EdieJ May 24, 2010 at 8:41 pm
I'll add to the chorus of praise! These are excellent tips and a good reminder to all of us. While I am super conscious of how others treat my shy dog, I sometimes forget that seemingly outgoing dogs don't like to be stared at -- or get a butt rub. Now there's a behavior that humans certainly wouldn't tolerate from strangers!
Rod Burkert May 24, 2010 at 8:41 pm
Yes ... I think @BoulderDog1 has really struck a chord with this post. Wouldn't it be something to start rumpling someone's toddler at the same time they are trying to fondle our fearful dogs!
Rod Burkert May 24, 2010 at 8:39 pm

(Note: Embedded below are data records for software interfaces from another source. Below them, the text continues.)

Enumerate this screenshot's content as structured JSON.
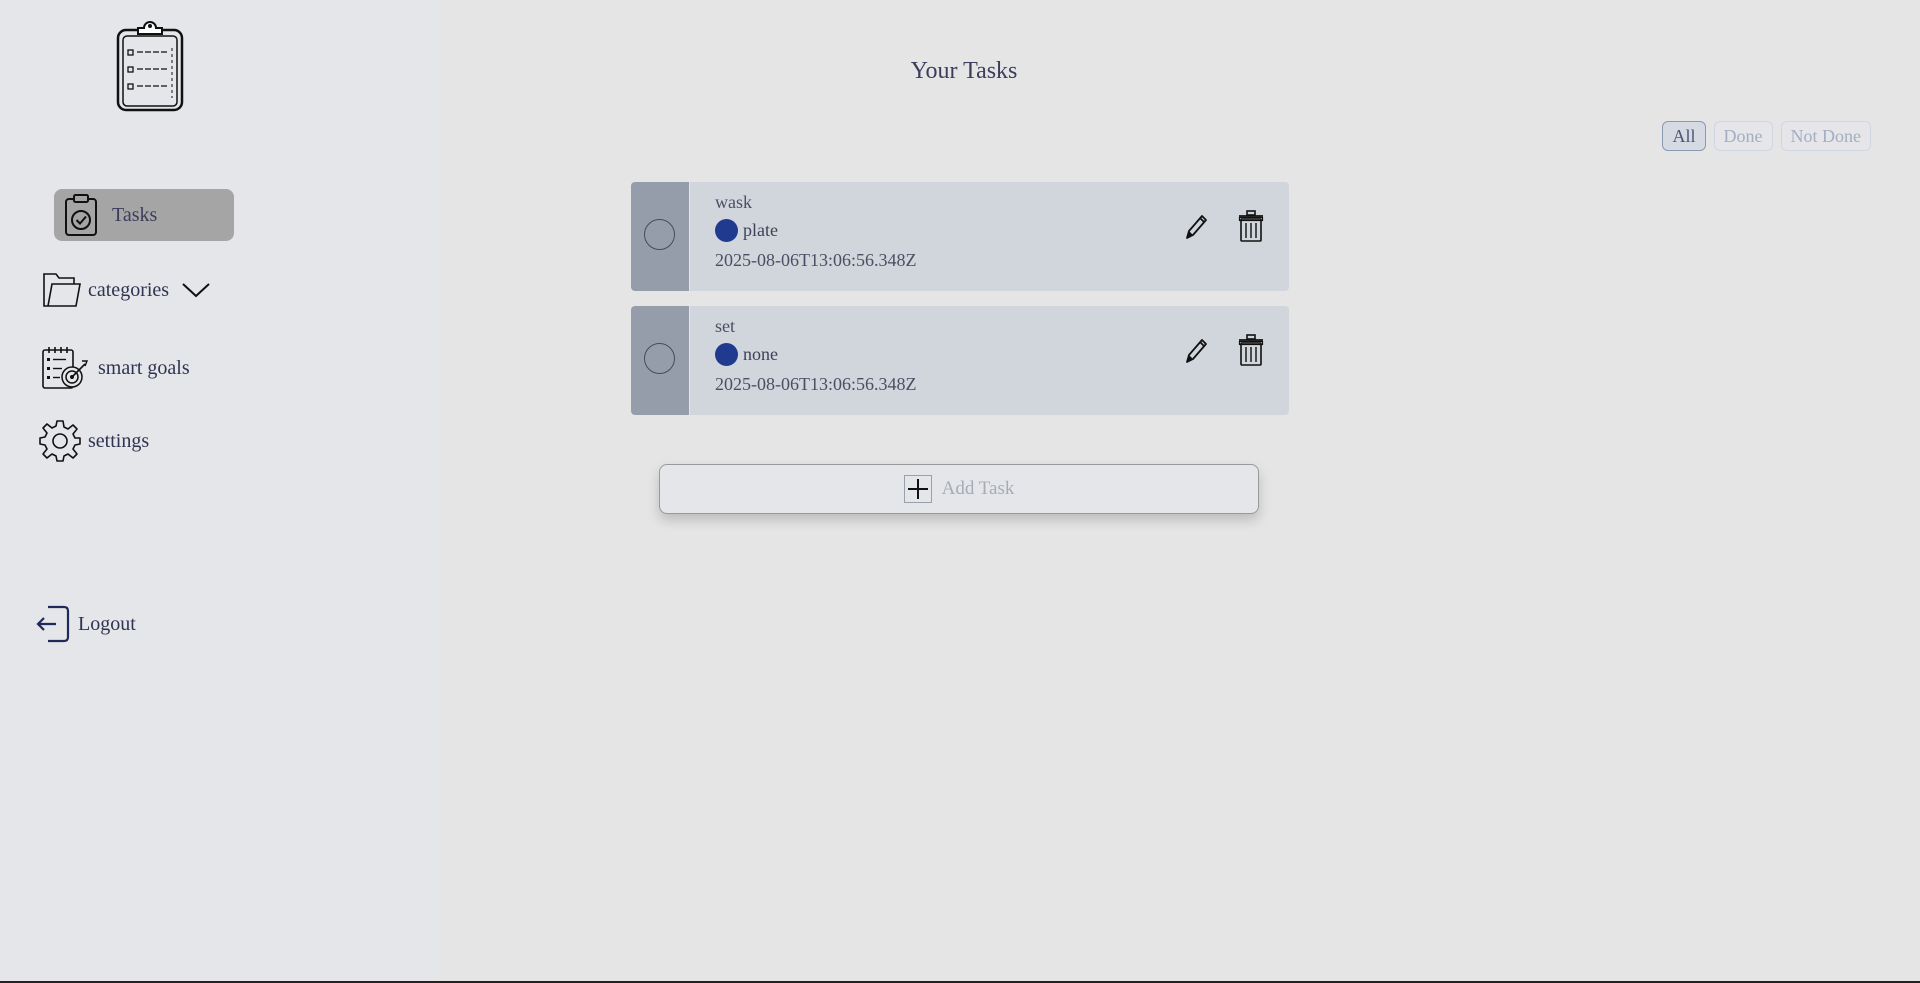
{
  "sidebar": {
    "items": [
      {
        "label": "Tasks",
        "icon": "clipboard-check-icon",
        "active": true
      },
      {
        "label": "categories",
        "icon": "folder-icon"
      },
      {
        "label": "smart goals",
        "icon": "goal-target-icon"
      },
      {
        "label": "settings",
        "icon": "gear-icon"
      }
    ],
    "logout_label": "Logout"
  },
  "header": {
    "title": "Your Tasks"
  },
  "filters": [
    {
      "label": "All",
      "active": true
    },
    {
      "label": "Done",
      "active": false
    },
    {
      "label": "Not Done",
      "active": false
    }
  ],
  "tasks": [
    {
      "name": "wask",
      "category": "plate",
      "category_color": "#1f3a8f",
      "date": "2025-08-06T13:06:56.348Z",
      "done": false
    },
    {
      "name": "set",
      "category": "none",
      "category_color": "#1f3a8f",
      "date": "2025-08-06T13:06:56.348Z",
      "done": false
    }
  ],
  "add_task_label": "Add Task",
  "colors": {
    "accent": "#1f3a8f",
    "sidebar_active": "#a5a5a5",
    "task_bg": "#d1d5dc",
    "check_col": "#959dab"
  }
}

Thanks for commenting Michele. You know, I don't mind asking people not to pet Ty, for example. It's the people who don't listen - saying "oh, all dogs love me" (#8 on BoulderDog's list) that really galls me. When we had our first Shar-Pei (dear bashful, but not fearful, Blitzen) I wouldn't stop people who kept going after I asked them not to pet - knowing that they were going to come away with a handful of drool and lather that accumulated under his chin. Priceless!
Rod Burkert May 24, 2010 at 8:33 pm

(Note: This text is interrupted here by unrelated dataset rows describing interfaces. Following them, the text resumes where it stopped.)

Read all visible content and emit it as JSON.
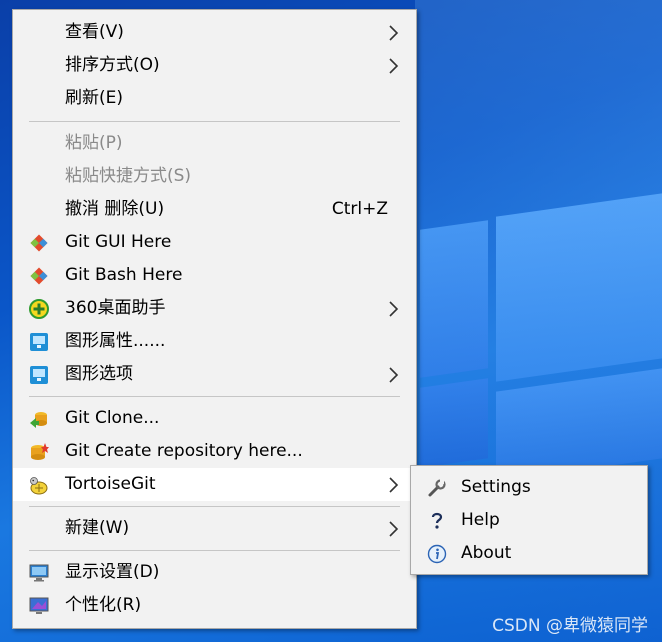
{
  "menu": {
    "items": [
      {
        "label": "查看(V)",
        "submenu": true
      },
      {
        "label": "排序方式(O)",
        "submenu": true
      },
      {
        "label": "刷新(E)"
      },
      {
        "label": "粘贴(P)",
        "disabled": true
      },
      {
        "label": "粘贴快捷方式(S)",
        "disabled": true
      },
      {
        "label": "撤消 删除(U)",
        "shortcut": "Ctrl+Z"
      },
      {
        "label": "Git GUI Here",
        "icon": "git-diamond-icon"
      },
      {
        "label": "Git Bash Here",
        "icon": "git-diamond-icon"
      },
      {
        "label": "360桌面助手",
        "icon": "360-plus-icon",
        "submenu": true
      },
      {
        "label": "图形属性......",
        "icon": "intel-graphics-icon"
      },
      {
        "label": "图形选项",
        "icon": "intel-graphics-icon",
        "submenu": true
      },
      {
        "label": "Git Clone...",
        "icon": "git-clone-icon"
      },
      {
        "label": "Git Create repository here...",
        "icon": "git-create-repo-icon"
      },
      {
        "label": "TortoiseGit",
        "icon": "tortoisegit-icon",
        "submenu": true,
        "highlighted": true
      },
      {
        "label": "新建(W)",
        "submenu": true
      },
      {
        "label": "显示设置(D)",
        "icon": "display-settings-icon"
      },
      {
        "label": "个性化(R)",
        "icon": "personalize-icon"
      }
    ]
  },
  "submenu": {
    "items": [
      {
        "label": "Settings",
        "icon": "wrench-icon"
      },
      {
        "label": "Help",
        "icon": "help-icon"
      },
      {
        "label": "About",
        "icon": "info-icon"
      }
    ]
  },
  "watermark": "CSDN @卑微猿同学",
  "colors": {
    "menu_bg": "#f2f2f2",
    "highlight_bg": "#ffffff",
    "disabled_text": "#8a8a8a",
    "desktop_blue": "#0a56c8"
  }
}
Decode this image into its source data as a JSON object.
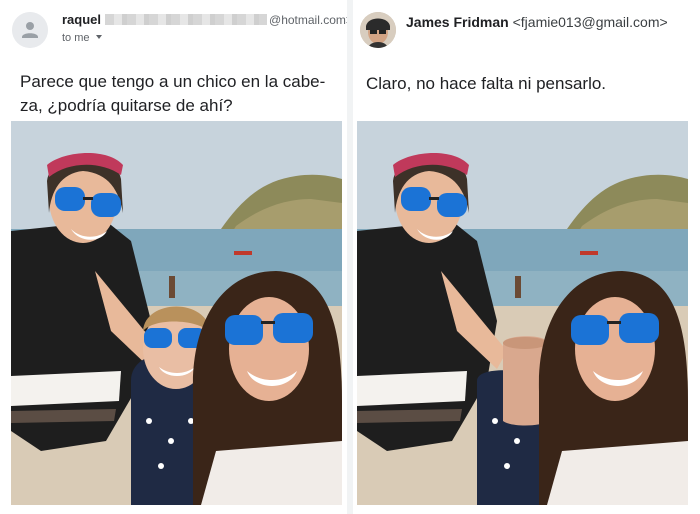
{
  "left_email": {
    "sender_name": "raquel",
    "sender_email_suffix": "@hotmail.com>",
    "recipient_label": "to me",
    "message_line1": "Parece que tengo a un chico en la cabe-",
    "message_line2": "za, ¿podría quitarse de ahí?",
    "avatar_icon": "person-icon",
    "recipient_icon": "chevron-down-icon"
  },
  "right_email": {
    "sender_name": "James Fridman",
    "sender_email": "<fjamie013@gmail.com>",
    "message": "Claro, no hace falta ni pensarlo."
  }
}
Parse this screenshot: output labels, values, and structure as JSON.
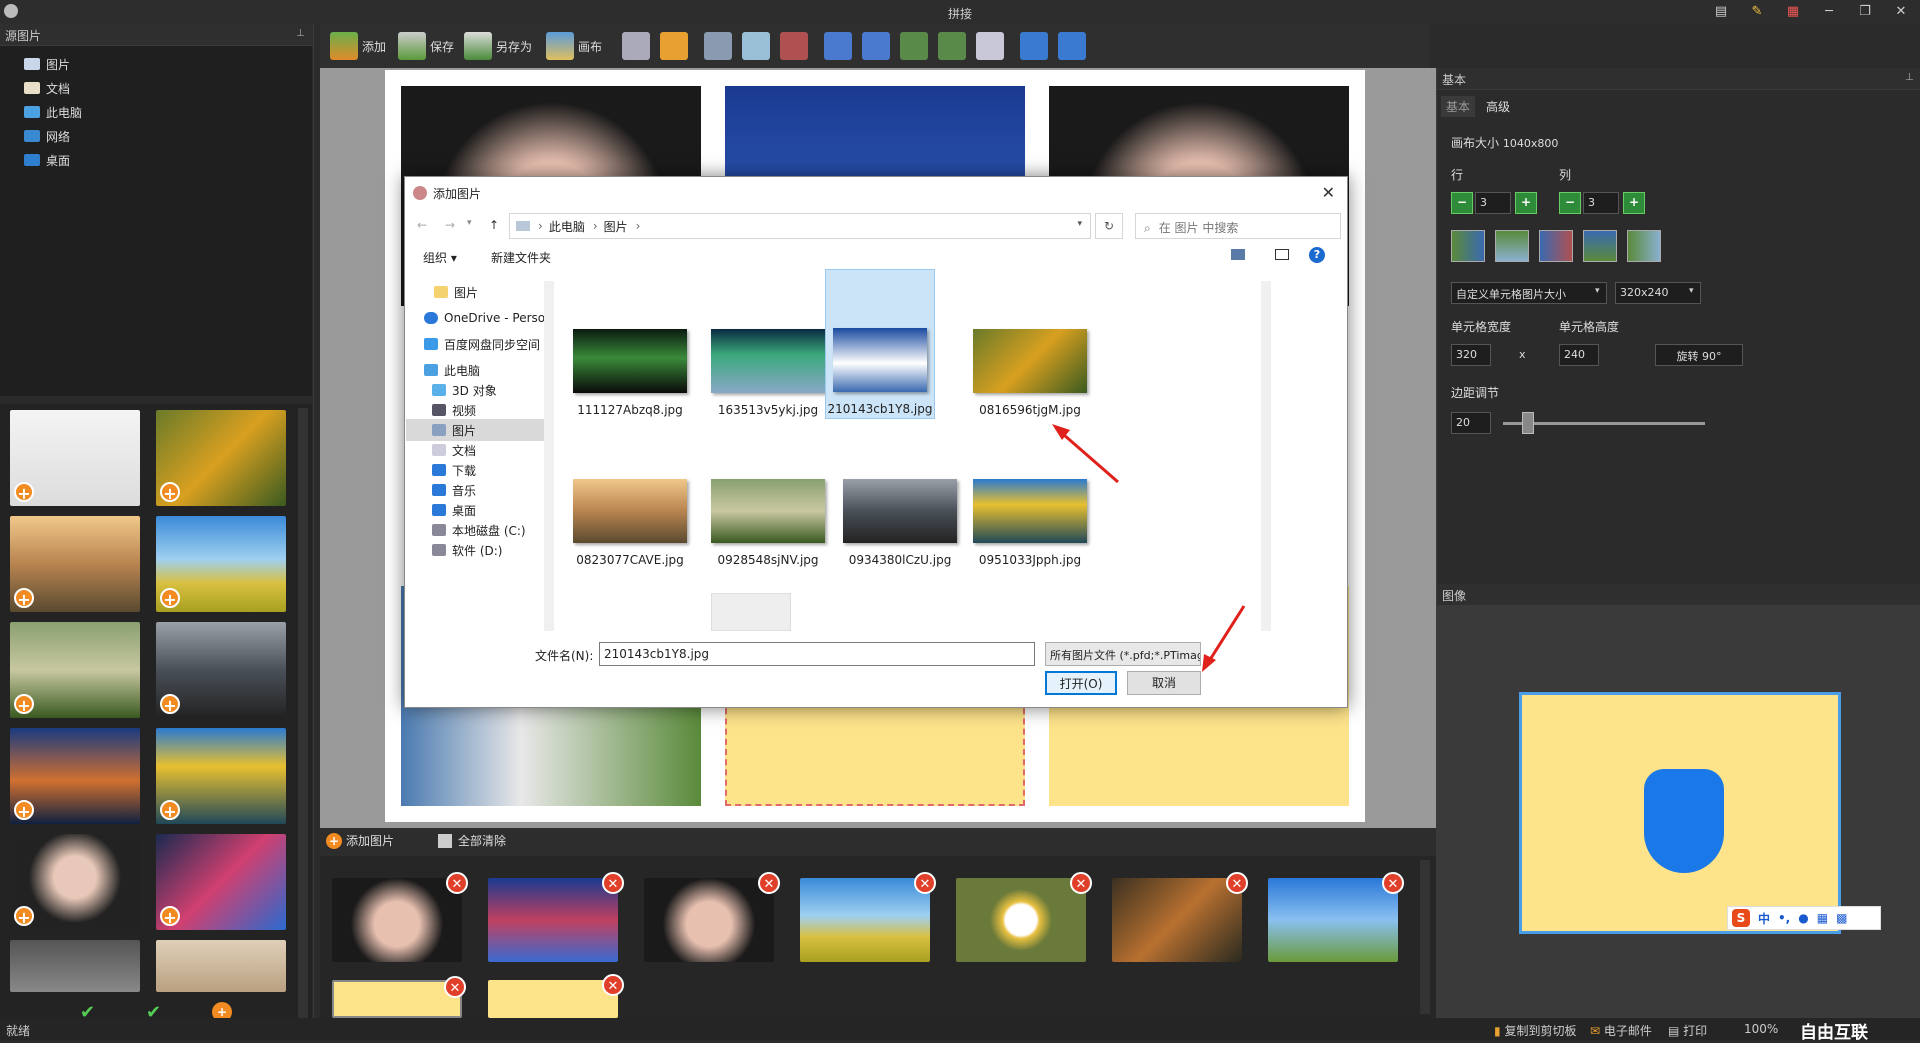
{
  "app": {
    "title": "拼接"
  },
  "toolbar": {
    "add": "添加",
    "save": "保存",
    "save_as": "另存为",
    "canvas": "画布"
  },
  "left": {
    "panel_title": "源图片",
    "tree": [
      "图片",
      "文档",
      "此电脑",
      "网络",
      "桌面"
    ]
  },
  "strip": {
    "add_label": "添加图片",
    "clear_label": "全部清除"
  },
  "right": {
    "panel_title": "基本",
    "tab_basic": "基本",
    "tab_advanced": "高级",
    "canvas_size_label": "画布大小",
    "canvas_size_value": "1040x800",
    "rows_label": "行",
    "cols_label": "列",
    "rows_value": "3",
    "cols_value": "3",
    "cell_mode": "自定义单元格图片大小",
    "cell_size": "320x240",
    "cell_width_label": "单元格宽度",
    "cell_height_label": "单元格高度",
    "cell_width": "320",
    "cell_height": "240",
    "x_sep": "x",
    "rotate_label": "旋转 90°",
    "margin_label": "边距调节",
    "margin_value": "20",
    "margin_fraction": 0.1,
    "image_panel_title": "图像"
  },
  "status": {
    "left": "就绪",
    "copy_clipboard": "复制到剪切板",
    "email": "电子邮件",
    "print": "打印",
    "zoom": "100%",
    "watermark": "自由互联"
  },
  "dialog": {
    "title": "添加图片",
    "breadcrumb_pc": "此电脑",
    "breadcrumb_pictures": "图片",
    "search_placeholder": "在 图片 中搜索",
    "organize": "组织 ▾",
    "new_folder": "新建文件夹",
    "nav_items": [
      "图片",
      "OneDrive - Perso",
      "百度网盘同步空间",
      "此电脑",
      "3D 对象",
      "视频",
      "图片",
      "文档",
      "下载",
      "音乐",
      "桌面",
      "本地磁盘 (C:)",
      "软件 (D:)"
    ],
    "files": [
      "111127Abzq8.jpg",
      "163513v5ykj.jpg",
      "210143cb1Y8.jpg",
      "0816596tjgM.jpg",
      "0823077CAVE.jpg",
      "0928548sjNV.jpg",
      "0934380lCzU.jpg",
      "0951033Jpph.jpg"
    ],
    "filename_label": "文件名(N):",
    "filename_value": "210143cb1Y8.jpg",
    "filetype": "所有图片文件 (*.pfd;*.PTimag",
    "open": "打开(O)",
    "cancel": "取消"
  },
  "ime": {
    "lang": "中"
  }
}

Ahhh. Good points. That said, it would NEVER occur to me to try and introduce myself to an unattended dog. What's up with that?!
Rod Burkert May 24, 2010 at 8:32 pm

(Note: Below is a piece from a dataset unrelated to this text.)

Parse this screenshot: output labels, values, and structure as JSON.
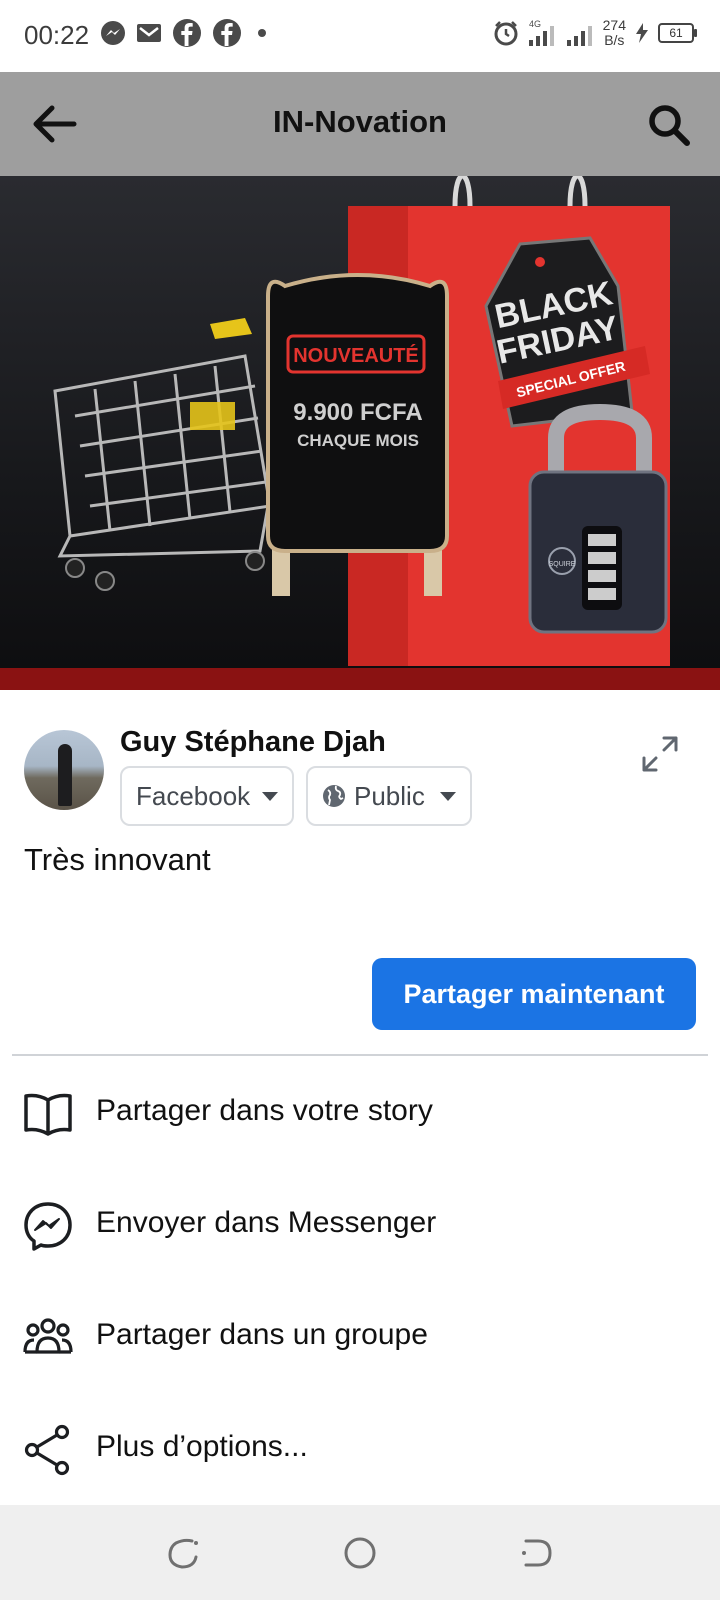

Having now met me, I would like to think that you think I'm a pretty cool guy. That said, I'm big on manners and civility - both of which have been eroding in American society. From that viewpoint, I think we've become a little too casual ... a little too assuming.
Rod Burkert May 24, 2010 at 8:28 pm
Thanks, Rob. Credit goes to @BoulderDog1 for the awesome guest post.
michelechollow May 24, 2010 at 7:24 pm
What a great post. I'm guilty on all counts. But since my son was little, I have been more cautious. We always ask the person if we can pet his/her dog. I am going to save this list.
Shauna (Fido & Wino) May 24, 2010 at 4:56 pm
This such a great post! It always really surprises me to see people getting in the face of a dog that is tied up somewhere when their human is nowhere around and they have no idea if the dog is friendly or not. Even if the dog *is* friendly under normal circumstances, having someone in their face could bring out the worst.
Karen Friesecke May 24, 2010 at 4:43 pm
Really great post! So many people don't know how to greet a strange dog properly and that's just asking for a bite.

I used to do a lot of craft shows with my collars. Since most of them were outside in the summer, the spokesdog was allowed to come along. I can't tell you how many people would just come up and maul Jersey while she was sleeping on her "princess chair" My favorite was parents with toddlers that would let their kids come up and grab Jersey by the face while SHE was minding her own business, being a good dog.

I lost some sales giving people "what for" after THEIR kids mauled MY dog WITHOUT asking, but I just viewed it as an on the spot public service announcement. The next time their kids do that they might get bitten by a dog that's not so friendly and kids missing fingers just isn't cool.
Robert May 24, 2010 at 12:07 pm
Great post!